Preventing a Rat infestation can be an tiring task, and choosing the right control
strategy is important.
Two popular options that often come to mind are Rat traps and Rat poison. In this
comprehensive guide, we’ll explore the pros and cons of each option to help you make
an informed decision.
For centuries, Rat traps have been the mainstay of rodent control. These devices come
in a variety of types, including snap traps, glue traps, and electronic traps. Here are the
pros and cons of using a mouse trap properly.
Quick Elimination: Rat traps provide a fast and humane way to deal with individual Rats.
Snap traps, for example, provide almost immediate results, eliminating the need to wait
for the poison to take effect.
Reduced risk of secondary poisoning: Unlike poisoning Rats, traps reduce the risk of
secondary poisoning. When a rat is caught in a trap, it is unlikely to ingest poisons that
could later harm other animals in the food chain.
Visible confirmation: Rat trap provides visible confirmation of success. You can easily
see that the trap has been triggered, making it clear when you have managed to catch a
Limited resources: Rat traps are effective at targeting individual Rats, but may not be as
effective at dealing with larger infestations. Multiple traps need to be strategically placed
to address widespread issues.
Requires Monitoring: Rat traps should be regularly maintained. Regularly inspecting
and resetting traps can be time-consuming, especially in larger facilities or areas with
high rodent activity.

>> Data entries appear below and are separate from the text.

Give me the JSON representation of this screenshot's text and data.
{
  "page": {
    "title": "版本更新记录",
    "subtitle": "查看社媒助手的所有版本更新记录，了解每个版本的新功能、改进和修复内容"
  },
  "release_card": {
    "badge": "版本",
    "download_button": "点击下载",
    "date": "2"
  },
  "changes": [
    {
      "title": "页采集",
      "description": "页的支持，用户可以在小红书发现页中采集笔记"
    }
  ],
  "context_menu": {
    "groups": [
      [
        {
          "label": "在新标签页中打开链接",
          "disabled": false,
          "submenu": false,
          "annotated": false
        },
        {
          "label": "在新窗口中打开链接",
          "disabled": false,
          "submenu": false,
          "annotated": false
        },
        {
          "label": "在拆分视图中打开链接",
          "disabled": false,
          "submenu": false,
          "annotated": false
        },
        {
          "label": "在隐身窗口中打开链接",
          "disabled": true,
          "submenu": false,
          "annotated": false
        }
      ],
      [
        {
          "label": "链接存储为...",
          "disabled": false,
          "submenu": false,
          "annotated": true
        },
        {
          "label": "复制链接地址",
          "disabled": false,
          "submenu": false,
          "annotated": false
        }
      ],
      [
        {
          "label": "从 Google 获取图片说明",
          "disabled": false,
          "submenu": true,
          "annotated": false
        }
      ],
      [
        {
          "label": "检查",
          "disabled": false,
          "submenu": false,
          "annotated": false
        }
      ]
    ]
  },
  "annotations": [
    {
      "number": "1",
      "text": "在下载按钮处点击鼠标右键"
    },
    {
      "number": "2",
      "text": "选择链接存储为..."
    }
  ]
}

Rat poison, or rodenticide, is another widely used method for rodent control. It comes in
various formulations, such as pellets, blocks, and powders. Let’s explore the advantages
and disadvantages of rat poison.
Large-scale usage: Rat poison is effective in addressing both individual rodents and
large infestations. It can be strategically placed in areas where rats are active, providing
a broader reach compared to individual traps.
Continuous Action: Once ingested, the rat poison remains active even after the Rats
leave the immediate area. This ensures that other members of the infestations can be
reached, providing a comprehensive solution.
Low Maintenance: Rat poison requires less hands-on monitoring than traps. This can be
useful for busy individuals or managing large properties.
Risk of secondary Poisoning: One of the main concerns with rodent poisoning is the
possibility of secondary toxicity. If the rodents ingests the poison, which is then eaten by
a predator or scavenger, it can cause unintended harm to non-target animals.
Delayed Results: Unlike traps, rat poison does not produce immediate results. The
poison takes time to affect the rats, and success cannot be determined until the effects are
Potential resistance: Prolonged use of rat poison can lead to resistance in rodent
populations, making it less effective over time. This can be a significant drawback in
areas with persistent infestations.
Now that we’ve examined the pros and cons of rat traps and rat poison, how do you
determine which method is best for your situation.
Then you should Consider the following factors:
Infestation Size: For smaller infestations or individual rats, traps may be the preferred
choice. However, larger infestations may require the broader reach of rat poison.
Location: The location of the infestation matters. Traps are suitable for targeted areas,
while rat poison may be more practical for spaces with large infected areas.
Risks: Assess your tolerance for risks. If you’re concerned about the potential for
secondary poisoning, traps might be a safer option. However, if quick solution is your
choice, rat poison could be more suitable.
Monitoring: Consider your ability to monitor and maintain the chosen method. Traps
demand more attention, while rat poison can be a more hands-off approach.
Environmental Impact: If environmental impact is a concern, traps may be a more
eco-friendly choice, as they reduce the risk of secondary poisoning and long-term
In the ongoing battle against rats, the choice of rat traps and rat poisons depends on a
variety of factors, each with its advantages and disadvantages.
Understanding the differences between these two control methods is crucial for successful pest
management. Whether you choose the quick solution or long-term solution, make the
right decision based on your unique situation.